Compute how many lines in the entries below contain "login", and output nothing but the number.

--- DATASET RECORDS ---

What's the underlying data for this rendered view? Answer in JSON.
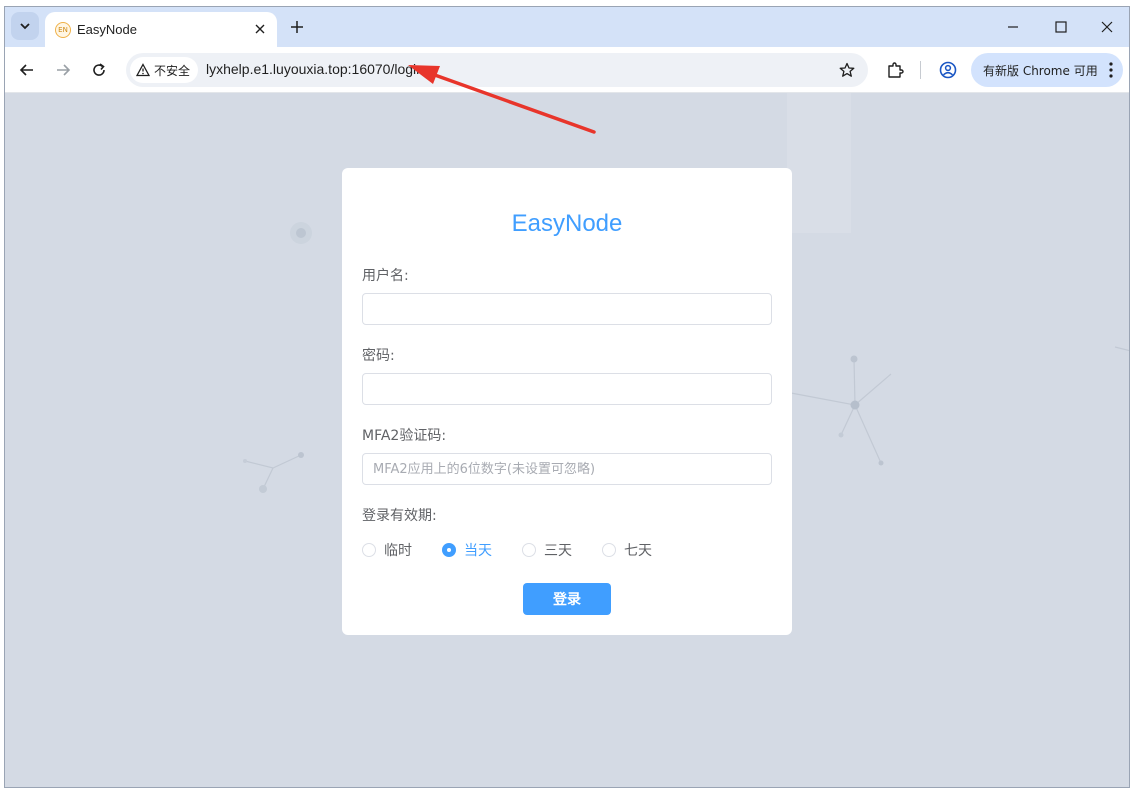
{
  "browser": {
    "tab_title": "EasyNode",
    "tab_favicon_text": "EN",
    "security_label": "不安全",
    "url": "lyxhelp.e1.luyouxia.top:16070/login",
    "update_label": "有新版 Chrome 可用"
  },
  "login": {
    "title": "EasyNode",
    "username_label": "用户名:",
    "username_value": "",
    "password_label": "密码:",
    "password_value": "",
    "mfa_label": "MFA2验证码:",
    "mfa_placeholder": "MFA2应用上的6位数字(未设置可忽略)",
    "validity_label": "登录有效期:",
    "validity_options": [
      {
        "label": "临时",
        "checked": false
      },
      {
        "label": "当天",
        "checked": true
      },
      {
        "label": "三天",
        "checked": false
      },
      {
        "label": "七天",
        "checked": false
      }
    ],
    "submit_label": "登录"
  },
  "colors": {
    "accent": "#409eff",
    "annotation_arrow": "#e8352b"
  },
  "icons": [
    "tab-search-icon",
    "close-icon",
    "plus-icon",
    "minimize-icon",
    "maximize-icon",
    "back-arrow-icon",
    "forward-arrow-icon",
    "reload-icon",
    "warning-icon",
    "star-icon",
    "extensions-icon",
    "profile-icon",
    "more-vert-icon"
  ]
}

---

**TASK RESPONSE**
2